In a limited liability partnership, or LLP, the owners are entitled to take distributions from the company. A distribution is any transfer of money or property to a partner and does not include repayment for loans or payment to a partner as an employee. Instead, it is the disbursement of profits of the partnership. Distributions are generally determined by the partnership agreement or a vote by the partners and must be formally recorded and reported to the Internal Revenue Service.
Although not legally required, every partnership should have a partnership agreement in place. The agreement will specify when and how income from the partnership may be distributed.

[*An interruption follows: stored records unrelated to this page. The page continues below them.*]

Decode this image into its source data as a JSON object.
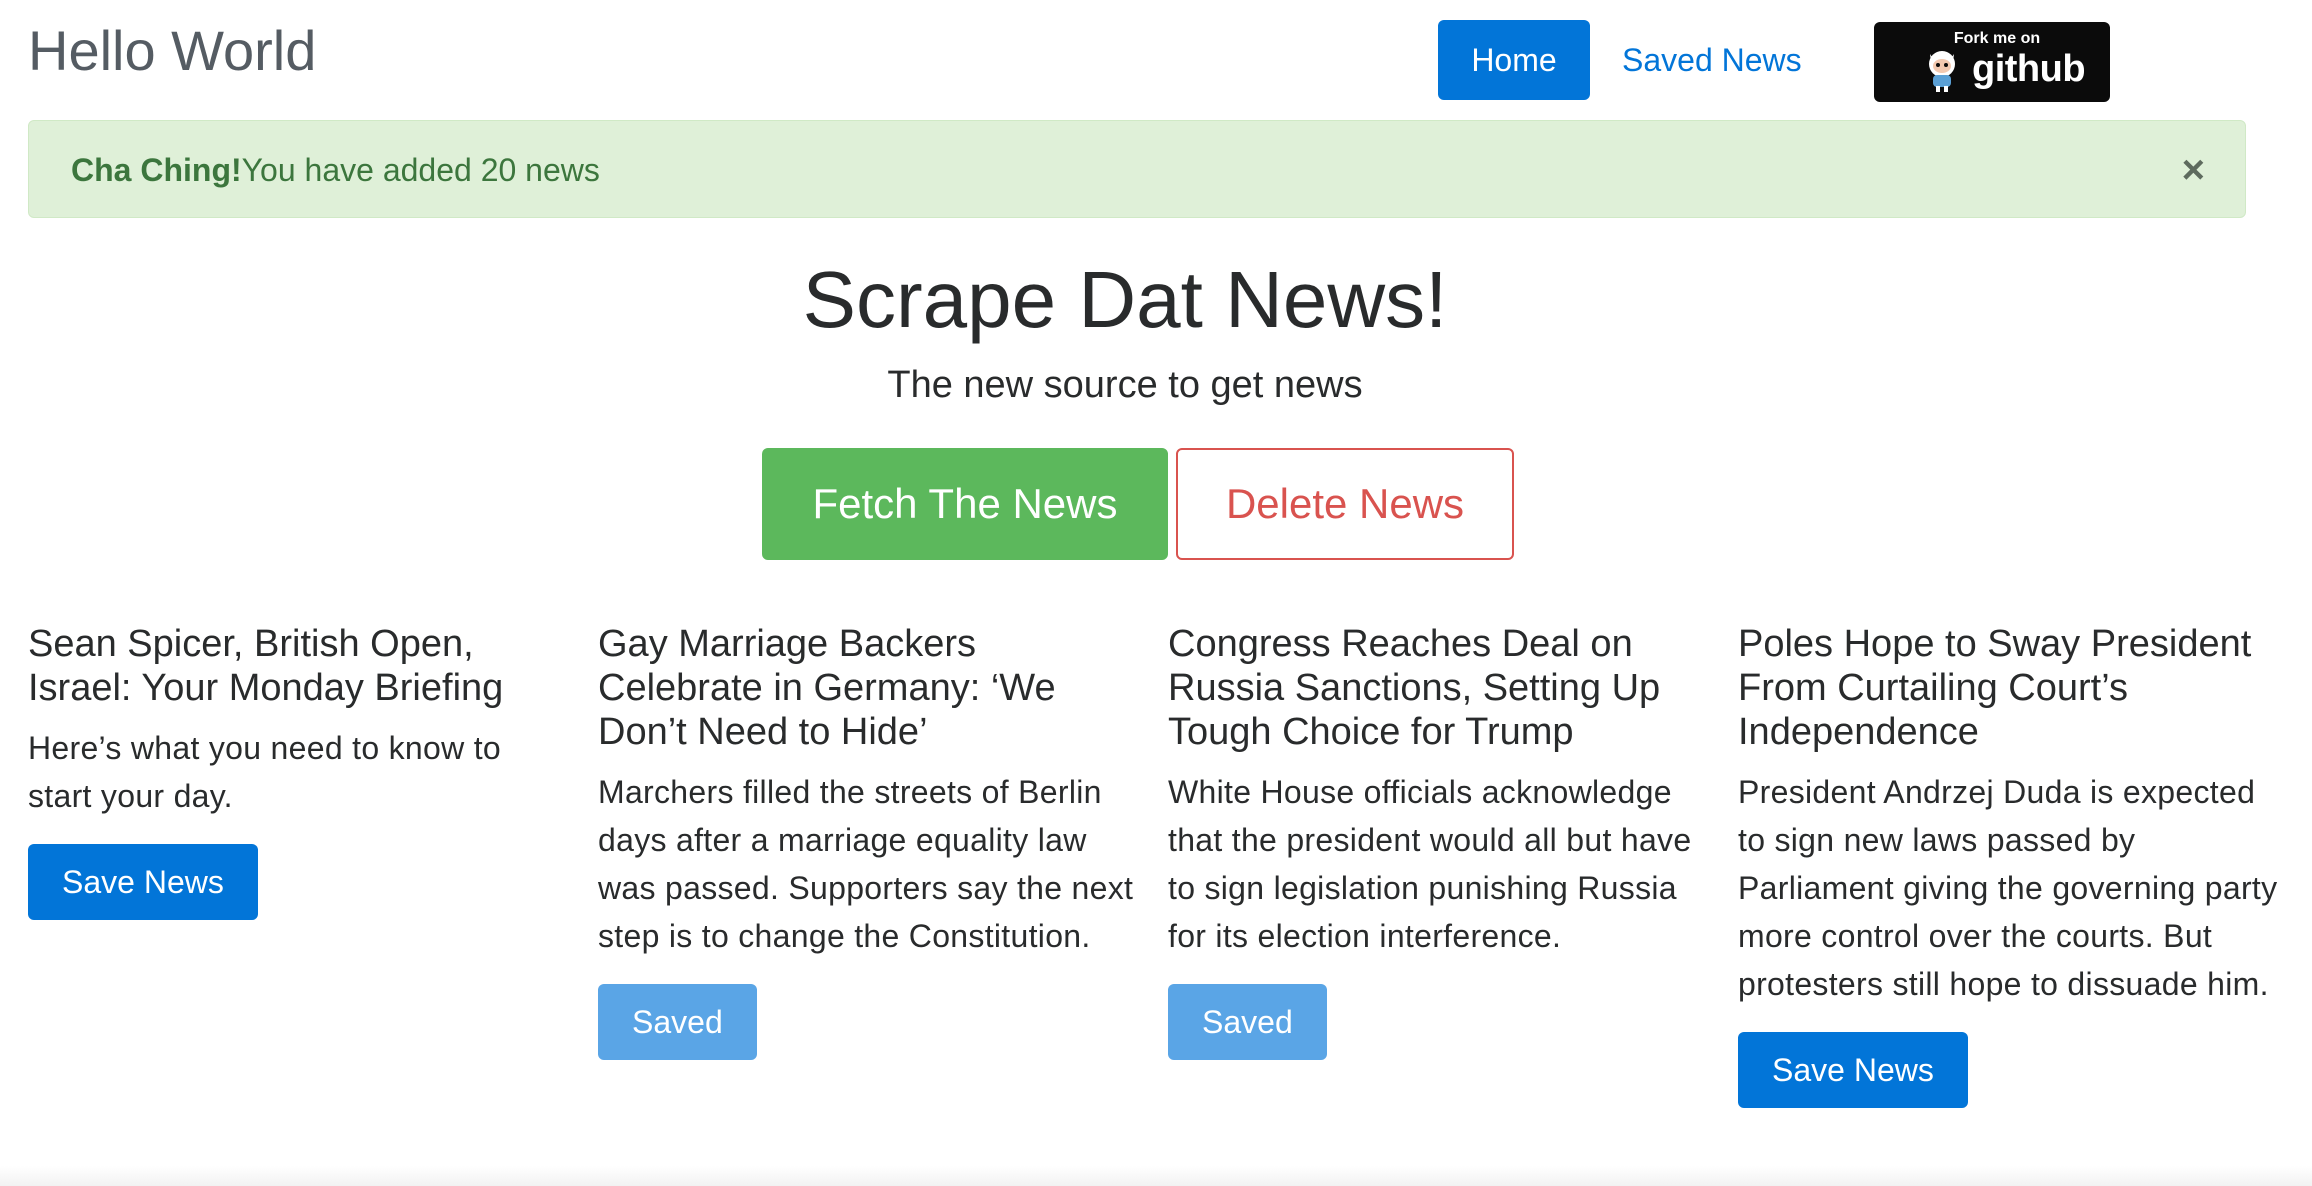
{
  "navbar": {
    "brand": "Hello World",
    "home_label": "Home",
    "saved_label": "Saved News",
    "github_badge": {
      "top_text": "Fork me on",
      "word": "github"
    }
  },
  "alert": {
    "strong": "Cha Ching!",
    "message": "You have added 20 news",
    "close_glyph": "×"
  },
  "jumbotron": {
    "title": "Scrape Dat News!",
    "subtitle": "The new source to get news",
    "fetch_label": "Fetch The News",
    "delete_label": "Delete News"
  },
  "articles": [
    {
      "title": "Sean Spicer, British Open, Israel: Your Monday Briefing",
      "summary": "Here’s what you need to know to start your day.",
      "button_label": "Save News",
      "saved": false
    },
    {
      "title": "Gay Marriage Backers Celebrate in Germany: ‘We Don’t Need to Hide’",
      "summary": "Marchers filled the streets of Berlin days after a marriage equality law was passed. Supporters say the next step is to change the Constitution.",
      "button_label": "Saved",
      "saved": true
    },
    {
      "title": "Congress Reaches Deal on Russia Sanctions, Setting Up Tough Choice for Trump",
      "summary": "White House officials acknowledge that the president would all but have to sign legislation punishing Russia for its election interference.",
      "button_label": "Saved",
      "saved": true
    },
    {
      "title": "Poles Hope to Sway President From Curtailing Court’s Independence",
      "summary": "President Andrzej Duda is expected to sign new laws passed by Parliament giving the governing party more control over the courts. But protesters still hope to dissuade him.",
      "button_label": "Save News",
      "saved": false
    }
  ],
  "colors": {
    "primary": "#0275d8",
    "success": "#5cb85c",
    "danger": "#d9534f",
    "alert_bg": "#dff0d8",
    "alert_text": "#3c763d",
    "saved_button": "#5aa5e6"
  },
  "icons": {
    "octocat": "octocat-icon",
    "close": "close-icon"
  }
}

For example, distributions may be determined by how much each partner contributes to the startup fund, an even ratio among all partners, or the distribution may take into consideration the amount of time each partner devotes to the LLP. The agreement may also specify how assets will be distributed if the LLP dissolves. Drafting an agreement at the time the partnership is formed will avoid conflict among the partners as the business grows.
Read More: How to Prepare a Partnership Agreement
Types of Distributions
There are three scenarios where a partner may take a distribution from the LLP. A partner may withdraw money in anticipation of the current year's earnings, or he can withdraw money from the current or previous year's earnings, if the funds are not needed for day-to-day operations. The partners will vote on the timing of distributions and how the income should be divided, if these issues are not spelled out in the partnership agreement. A third form of distribution involves assets that are distributed to partners upon dissolution of the partnership.
All LLPs must maintain financial records. The records will show how much each partner contributed to the startup money for the business and how profits have been distributed. The LLP should maintain a financial record for the partnership as a whole as well as capital accounts for each partner showing individual contributions and distributions.
LLPs do not have to pay business income tax to the IRS; instead, partners must report income from distributions on their personal income tax returns. If distributions exceed the money a partner originally paid into the business, he may be liable for additional taxes on the capital gain. The business will generally file a partnership return with the IRS, listing distributions made to each partner during the year. Schedule K-1 must be distributed to each partner showing his share of the LLP's income, deductions and credits for his personal records.
Elizabeth Rayne earned her J.D. from Penn State University and has been practicing law since 2009, advising clients on issues ranging from employment law to nonprofit management. For two years, she served as a contributing editor for the "Vermont Environmental Monitor."